DIMENSIONS: 90 x 141 cm
TECHNICAL: photographic print lambda adhesive in aludibond with 5 mm methacrylate
My relationship with smell is somewhat ambivalent. On the one hand, my olfactory perception does not have the same degree of sensitivity as my visual perception. It is as if, in order to perceive any smell, it had to pass through my bodily atmosphere, just as the terrestrial atmosphere filters the sun’s rays. So, then, I suppose that my limited sense of smell, as if it were a sky full of dust particles, would perceive everything with an orangey tone of dusk. On the other hand, though, in the olfactory range at my disposal, when the reptilian part of my brain perceives a small trace it could instantly transport me to places, bodies and memories with an abrupt intensity. All that is needed is an allusion and it could carry me off to a mountainside with bushes recently refreshed by a spring shower, to a damp English kitchen, to a stairwell filled with the smell of a neighbour’s cooking or, of course, to the body of a loved one.

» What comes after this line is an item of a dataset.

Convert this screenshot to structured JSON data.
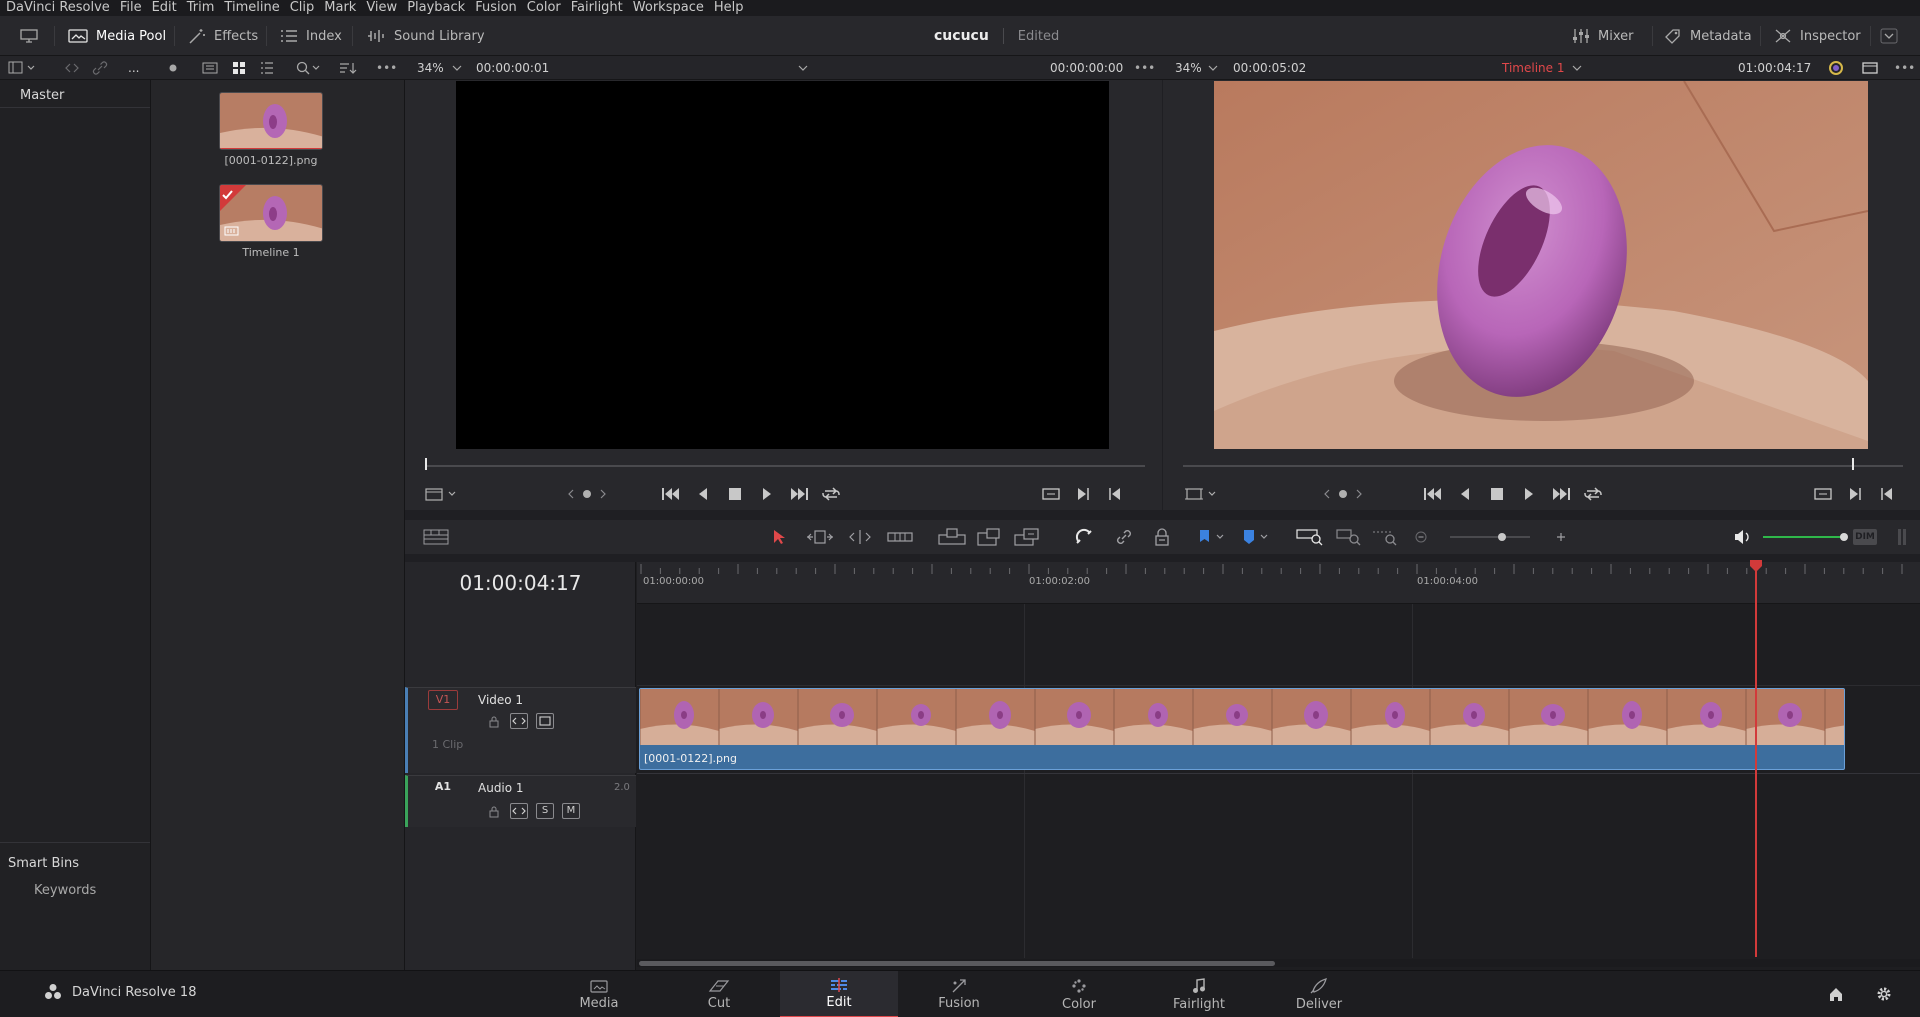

When I think about Space for 9 with Lime Tree I end up doubting what smell I would relate it to – actually, I will have to wait for spring to come to remind me what a lime tree smells like; it must be lost in my memory, or perhaps it is too subtle for my atmosphere and I really have to rub my nose against the leaves, the way a bear scratches its back against the trunk of a tree.
According to one of the series of the pasturing of the ox, after the pastor arrives at awakening in the eighth sequence, in the ninth stage, having returned from ecstasy, some flowering branches appear, indicating that the perception has become more crystalline and true: ‘Blue flow the streams, green rise the mountains.’ What would the pastor perceive, now free of atmospheric inclemencies, in this space? What would he see? How great an extension would that vision encompass, and bathed with what light would he contemplate it?
And, of course: What would he smell? What smell can that extension have?
The visual metaphor offers us a horizontal turquoise space – or is it water? – with access to a higher space in which a lime tree would appear in dialogue with the void and bathed in light; and all of this, except for the light, is made present to us framed by dark bands.
What odorous dialogue would be established? Or would it be a monologue of the lime tree?
Could you smell the light? And if so, what fragrance would it have?
And would someone with that activated sensitivity also smell space?
Would they smell the colours? What does turquoise smell like?
ExhibitionsJanuary - May 2018
- electric and Distant. colección olorVISUAL Contemporary Photography